Although this situation has remained virtually unchanged since 2016, when the bribery reporting rate was 3.7 percent, a significantly smaller proportion of bribery reports were made to the police in 2019 than in 2016 (out of all bribe-payers who reported the bribery incident to an authority in 2016, 56 percent reported it to the police, versus 43 percent in 2019) and, by contrast, reports to anti-corruption agencies increased from 4 percent to 8 percent.

Sadly, out of all citizens who had to pay a bribe, only 3.6 percent reported their latest incident to an official institution capable of conducting an investigation or otherwise following up and acting on that report in 2019.

The low level of bribery reporting is largely explained by the fact that 51 percent of those who reported a bribery incident experienced either no follow-up, were discouraged from reporting or suffered negative consequences.

Worse still, 48 percent of adult Nigerians who refused to pay a bribe in the 12 months prior to the 2019 survey reported suffering negative consequences because of that refusal, although this share has decreased from the 56 percent found in the 2016 survey.

The 2019 survey reconfirmed that more than 90 percent of bribes in Nigeria are paid in cash and often in the context of direct contact between a citizen and a public official.
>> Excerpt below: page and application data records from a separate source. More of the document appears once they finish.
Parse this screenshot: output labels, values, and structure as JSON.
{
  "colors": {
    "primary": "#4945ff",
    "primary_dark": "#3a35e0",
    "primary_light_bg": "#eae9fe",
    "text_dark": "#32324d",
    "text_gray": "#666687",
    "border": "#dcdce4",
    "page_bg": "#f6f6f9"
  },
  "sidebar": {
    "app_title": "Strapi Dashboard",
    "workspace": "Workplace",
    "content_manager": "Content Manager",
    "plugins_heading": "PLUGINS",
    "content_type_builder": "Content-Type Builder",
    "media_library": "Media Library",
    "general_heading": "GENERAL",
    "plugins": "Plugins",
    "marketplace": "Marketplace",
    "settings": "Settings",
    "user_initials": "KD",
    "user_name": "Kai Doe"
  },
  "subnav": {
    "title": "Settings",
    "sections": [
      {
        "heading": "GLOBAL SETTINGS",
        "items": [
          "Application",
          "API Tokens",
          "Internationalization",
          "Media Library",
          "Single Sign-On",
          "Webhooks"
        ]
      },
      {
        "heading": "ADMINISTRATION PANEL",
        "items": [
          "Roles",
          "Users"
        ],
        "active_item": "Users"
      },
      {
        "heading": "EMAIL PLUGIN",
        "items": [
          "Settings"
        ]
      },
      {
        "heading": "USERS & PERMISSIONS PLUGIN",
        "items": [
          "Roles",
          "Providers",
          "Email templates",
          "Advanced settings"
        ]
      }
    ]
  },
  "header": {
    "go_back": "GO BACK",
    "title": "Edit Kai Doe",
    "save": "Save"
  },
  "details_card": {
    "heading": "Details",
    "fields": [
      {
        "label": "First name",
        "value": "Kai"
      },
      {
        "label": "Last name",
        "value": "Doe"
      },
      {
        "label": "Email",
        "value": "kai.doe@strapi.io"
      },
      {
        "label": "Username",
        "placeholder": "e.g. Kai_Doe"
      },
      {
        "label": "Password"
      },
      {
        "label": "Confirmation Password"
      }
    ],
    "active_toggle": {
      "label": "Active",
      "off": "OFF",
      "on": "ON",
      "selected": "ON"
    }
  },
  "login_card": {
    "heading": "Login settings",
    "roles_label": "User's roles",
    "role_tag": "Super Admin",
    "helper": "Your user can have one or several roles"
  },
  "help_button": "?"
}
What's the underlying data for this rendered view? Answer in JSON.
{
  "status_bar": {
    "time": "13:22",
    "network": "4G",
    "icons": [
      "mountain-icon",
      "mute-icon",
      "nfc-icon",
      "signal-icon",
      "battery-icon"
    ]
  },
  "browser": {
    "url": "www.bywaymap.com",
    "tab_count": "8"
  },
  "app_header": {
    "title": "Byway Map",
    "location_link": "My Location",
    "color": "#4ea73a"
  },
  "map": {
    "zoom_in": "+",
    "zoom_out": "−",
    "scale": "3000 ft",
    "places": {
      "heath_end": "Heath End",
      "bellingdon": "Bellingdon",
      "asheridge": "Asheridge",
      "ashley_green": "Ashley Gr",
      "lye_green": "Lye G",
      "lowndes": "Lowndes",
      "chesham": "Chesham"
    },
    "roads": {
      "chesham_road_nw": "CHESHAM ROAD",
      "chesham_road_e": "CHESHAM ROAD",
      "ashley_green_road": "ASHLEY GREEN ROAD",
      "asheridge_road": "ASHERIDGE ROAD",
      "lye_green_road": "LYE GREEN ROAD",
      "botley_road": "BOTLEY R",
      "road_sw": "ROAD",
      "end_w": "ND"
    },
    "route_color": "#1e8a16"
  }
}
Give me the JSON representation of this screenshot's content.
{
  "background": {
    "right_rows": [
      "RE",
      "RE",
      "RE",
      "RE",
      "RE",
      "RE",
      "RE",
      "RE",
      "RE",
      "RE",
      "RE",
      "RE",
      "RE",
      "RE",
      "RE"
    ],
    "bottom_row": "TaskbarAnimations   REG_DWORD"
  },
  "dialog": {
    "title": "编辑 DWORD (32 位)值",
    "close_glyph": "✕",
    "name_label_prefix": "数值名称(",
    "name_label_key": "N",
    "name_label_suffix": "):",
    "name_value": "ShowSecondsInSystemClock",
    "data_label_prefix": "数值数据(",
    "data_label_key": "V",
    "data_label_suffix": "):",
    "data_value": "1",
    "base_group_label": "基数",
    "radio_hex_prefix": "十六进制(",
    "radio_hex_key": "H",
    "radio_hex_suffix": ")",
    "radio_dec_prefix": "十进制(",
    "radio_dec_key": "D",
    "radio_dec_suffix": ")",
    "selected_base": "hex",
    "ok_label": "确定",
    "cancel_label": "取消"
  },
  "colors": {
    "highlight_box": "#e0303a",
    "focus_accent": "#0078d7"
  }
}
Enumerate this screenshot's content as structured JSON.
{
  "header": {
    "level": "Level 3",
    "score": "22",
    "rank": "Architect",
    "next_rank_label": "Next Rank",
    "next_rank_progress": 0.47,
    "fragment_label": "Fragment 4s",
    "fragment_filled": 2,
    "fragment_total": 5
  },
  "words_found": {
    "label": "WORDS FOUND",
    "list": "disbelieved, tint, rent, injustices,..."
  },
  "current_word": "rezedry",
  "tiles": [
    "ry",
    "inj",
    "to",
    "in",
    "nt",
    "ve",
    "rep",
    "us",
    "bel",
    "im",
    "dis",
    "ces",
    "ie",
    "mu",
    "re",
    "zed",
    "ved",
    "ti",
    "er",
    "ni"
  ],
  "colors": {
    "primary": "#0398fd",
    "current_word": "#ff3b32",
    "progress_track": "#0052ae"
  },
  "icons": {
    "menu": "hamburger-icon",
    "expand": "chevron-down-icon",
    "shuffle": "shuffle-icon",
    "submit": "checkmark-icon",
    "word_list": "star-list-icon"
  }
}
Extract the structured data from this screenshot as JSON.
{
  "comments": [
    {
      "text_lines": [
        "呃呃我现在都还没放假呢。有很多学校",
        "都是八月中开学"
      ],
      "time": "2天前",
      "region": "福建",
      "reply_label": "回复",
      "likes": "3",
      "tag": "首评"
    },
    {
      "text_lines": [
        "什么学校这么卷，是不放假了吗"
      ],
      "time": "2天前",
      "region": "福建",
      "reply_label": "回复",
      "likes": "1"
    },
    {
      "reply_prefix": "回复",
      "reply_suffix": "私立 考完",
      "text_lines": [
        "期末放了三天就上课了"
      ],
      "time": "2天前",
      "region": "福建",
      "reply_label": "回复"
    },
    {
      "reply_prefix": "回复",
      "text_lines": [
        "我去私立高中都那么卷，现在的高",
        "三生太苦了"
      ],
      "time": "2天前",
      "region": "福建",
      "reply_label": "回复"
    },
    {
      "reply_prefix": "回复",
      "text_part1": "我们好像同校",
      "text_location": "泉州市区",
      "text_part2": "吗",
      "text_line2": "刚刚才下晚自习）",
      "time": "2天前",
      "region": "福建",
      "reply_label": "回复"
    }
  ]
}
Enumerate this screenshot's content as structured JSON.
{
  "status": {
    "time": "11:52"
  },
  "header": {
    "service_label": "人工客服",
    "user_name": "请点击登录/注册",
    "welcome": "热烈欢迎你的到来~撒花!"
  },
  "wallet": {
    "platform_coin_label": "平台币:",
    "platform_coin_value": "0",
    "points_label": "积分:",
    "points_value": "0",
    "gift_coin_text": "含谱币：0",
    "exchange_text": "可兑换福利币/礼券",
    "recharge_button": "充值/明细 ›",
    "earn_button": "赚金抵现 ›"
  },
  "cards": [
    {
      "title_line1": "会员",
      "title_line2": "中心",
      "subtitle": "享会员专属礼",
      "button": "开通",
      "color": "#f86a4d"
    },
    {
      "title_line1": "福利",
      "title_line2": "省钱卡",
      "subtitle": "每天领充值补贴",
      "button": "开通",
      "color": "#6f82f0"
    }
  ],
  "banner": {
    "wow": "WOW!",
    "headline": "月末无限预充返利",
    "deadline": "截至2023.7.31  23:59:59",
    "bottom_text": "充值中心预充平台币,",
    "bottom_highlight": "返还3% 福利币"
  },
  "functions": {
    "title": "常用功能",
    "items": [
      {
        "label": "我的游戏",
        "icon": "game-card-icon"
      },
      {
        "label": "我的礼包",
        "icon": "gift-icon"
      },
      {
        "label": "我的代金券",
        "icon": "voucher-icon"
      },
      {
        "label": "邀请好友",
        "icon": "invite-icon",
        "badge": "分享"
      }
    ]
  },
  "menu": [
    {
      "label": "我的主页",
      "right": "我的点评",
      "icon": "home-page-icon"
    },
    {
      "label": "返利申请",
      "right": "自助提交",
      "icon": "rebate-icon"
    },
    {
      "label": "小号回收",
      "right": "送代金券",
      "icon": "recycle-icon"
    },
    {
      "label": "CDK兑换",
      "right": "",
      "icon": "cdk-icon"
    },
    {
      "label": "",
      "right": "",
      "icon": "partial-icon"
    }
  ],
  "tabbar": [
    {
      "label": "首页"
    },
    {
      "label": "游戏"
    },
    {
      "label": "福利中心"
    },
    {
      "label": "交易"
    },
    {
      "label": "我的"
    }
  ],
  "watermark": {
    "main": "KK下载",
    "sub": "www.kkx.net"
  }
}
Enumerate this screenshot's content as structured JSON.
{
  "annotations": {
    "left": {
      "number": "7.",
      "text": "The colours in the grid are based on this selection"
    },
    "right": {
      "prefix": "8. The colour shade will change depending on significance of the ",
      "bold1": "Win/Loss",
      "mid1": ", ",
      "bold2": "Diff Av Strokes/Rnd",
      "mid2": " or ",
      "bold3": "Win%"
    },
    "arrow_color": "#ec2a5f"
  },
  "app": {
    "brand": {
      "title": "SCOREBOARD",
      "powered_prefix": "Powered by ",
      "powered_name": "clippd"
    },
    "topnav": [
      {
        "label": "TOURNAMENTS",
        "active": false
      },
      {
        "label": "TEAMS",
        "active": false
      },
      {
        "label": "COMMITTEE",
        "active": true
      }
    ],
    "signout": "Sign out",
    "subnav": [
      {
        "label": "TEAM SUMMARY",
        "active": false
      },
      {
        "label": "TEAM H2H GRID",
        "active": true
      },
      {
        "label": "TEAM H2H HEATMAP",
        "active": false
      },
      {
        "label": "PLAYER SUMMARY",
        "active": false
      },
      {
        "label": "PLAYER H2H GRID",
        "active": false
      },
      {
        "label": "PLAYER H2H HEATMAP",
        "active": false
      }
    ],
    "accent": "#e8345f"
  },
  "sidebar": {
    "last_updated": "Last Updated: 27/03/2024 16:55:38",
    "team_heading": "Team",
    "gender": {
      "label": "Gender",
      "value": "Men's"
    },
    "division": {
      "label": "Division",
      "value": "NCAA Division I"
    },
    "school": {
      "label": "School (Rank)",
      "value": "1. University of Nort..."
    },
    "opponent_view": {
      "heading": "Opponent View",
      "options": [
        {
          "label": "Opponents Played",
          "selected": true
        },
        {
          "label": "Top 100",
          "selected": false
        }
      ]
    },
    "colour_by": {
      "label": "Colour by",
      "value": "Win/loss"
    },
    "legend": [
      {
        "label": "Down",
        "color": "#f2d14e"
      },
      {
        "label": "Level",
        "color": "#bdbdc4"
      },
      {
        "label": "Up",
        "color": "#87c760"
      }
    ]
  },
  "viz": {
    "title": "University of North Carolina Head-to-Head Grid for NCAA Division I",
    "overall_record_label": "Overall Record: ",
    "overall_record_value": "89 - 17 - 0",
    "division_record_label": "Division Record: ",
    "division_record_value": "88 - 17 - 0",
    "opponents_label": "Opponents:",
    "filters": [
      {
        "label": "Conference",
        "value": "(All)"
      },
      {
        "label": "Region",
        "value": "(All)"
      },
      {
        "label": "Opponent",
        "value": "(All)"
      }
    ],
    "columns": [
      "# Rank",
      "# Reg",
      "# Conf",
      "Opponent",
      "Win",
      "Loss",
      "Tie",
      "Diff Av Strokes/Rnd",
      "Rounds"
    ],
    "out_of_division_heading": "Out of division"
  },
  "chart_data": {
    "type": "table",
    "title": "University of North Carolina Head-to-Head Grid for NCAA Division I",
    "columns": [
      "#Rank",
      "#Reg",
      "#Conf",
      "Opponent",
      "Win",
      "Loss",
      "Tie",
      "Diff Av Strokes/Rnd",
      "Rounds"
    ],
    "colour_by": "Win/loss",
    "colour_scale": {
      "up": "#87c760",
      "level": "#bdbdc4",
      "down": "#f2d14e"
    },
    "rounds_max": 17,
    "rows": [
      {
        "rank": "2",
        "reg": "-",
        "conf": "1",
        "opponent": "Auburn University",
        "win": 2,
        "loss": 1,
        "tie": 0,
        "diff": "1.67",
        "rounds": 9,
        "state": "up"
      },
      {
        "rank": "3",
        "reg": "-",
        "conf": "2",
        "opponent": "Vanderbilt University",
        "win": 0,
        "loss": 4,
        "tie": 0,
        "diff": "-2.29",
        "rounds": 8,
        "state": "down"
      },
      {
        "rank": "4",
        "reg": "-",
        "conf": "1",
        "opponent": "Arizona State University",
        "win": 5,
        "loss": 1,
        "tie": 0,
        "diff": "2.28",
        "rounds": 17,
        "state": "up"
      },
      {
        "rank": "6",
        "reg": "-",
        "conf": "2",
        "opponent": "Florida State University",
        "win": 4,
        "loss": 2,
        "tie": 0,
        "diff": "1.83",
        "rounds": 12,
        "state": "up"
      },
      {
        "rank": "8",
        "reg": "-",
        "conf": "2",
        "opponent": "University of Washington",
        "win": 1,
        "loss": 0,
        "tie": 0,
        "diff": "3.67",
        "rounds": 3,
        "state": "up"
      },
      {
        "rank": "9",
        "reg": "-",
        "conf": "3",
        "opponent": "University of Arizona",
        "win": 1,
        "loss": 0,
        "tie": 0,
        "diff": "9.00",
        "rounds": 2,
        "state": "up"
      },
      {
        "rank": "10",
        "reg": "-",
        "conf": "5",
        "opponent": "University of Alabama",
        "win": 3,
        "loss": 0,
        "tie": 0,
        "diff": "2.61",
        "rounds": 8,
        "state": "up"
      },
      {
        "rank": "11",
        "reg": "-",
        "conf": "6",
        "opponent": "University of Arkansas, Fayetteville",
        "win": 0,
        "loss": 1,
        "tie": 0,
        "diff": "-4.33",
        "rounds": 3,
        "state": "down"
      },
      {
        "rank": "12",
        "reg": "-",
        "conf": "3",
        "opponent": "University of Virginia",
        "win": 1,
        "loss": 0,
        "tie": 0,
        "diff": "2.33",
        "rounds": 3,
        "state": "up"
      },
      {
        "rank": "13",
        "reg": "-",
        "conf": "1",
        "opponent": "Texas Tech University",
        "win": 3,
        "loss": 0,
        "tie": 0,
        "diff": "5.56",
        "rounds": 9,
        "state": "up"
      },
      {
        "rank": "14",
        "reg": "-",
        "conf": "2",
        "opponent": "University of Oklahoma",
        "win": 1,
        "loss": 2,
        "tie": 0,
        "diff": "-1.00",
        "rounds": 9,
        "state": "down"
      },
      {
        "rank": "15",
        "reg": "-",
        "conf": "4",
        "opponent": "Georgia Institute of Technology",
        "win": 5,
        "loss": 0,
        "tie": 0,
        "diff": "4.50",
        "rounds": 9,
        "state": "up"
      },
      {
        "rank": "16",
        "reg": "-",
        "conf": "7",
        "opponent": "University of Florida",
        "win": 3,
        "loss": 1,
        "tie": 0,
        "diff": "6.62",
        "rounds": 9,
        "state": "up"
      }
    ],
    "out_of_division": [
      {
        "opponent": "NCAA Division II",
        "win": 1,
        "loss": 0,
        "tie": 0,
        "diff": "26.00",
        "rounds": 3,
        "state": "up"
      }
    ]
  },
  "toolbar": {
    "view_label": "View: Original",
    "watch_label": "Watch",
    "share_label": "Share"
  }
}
This suggests that the expansion of digitalisation in public service delivery would help to limit opportunities for transactional corruption.

“Developing web-based and smartphone applications, numerous administrative procedures would not only increase in efficiency but also anonymise interactions between citizens and public officials, and thus reduce the likelihood of corruption,” the report said.

While the institutions within the criminal justice system, including specialised law enforcement agencies, have consistently shown improvements in terms of the prevalence of bribery, they remain the comparatively most affected by corruption.

This suggests that, while drawing strength from the gains made, the executive and the judiciary should redouble their efforts to prevent and counter corruption within those institutions. These include corruption risk assessments in the criminal justice system; mandatory professional ethics training upon entry into service and at subsequent stages, in particular for at-risk public officials; measures to increase the chances of detection of bribe-seeking behaviour; improvements to the complaint process within the individual institutions; and more drastic, reliably applied and transparent disciplinary measures.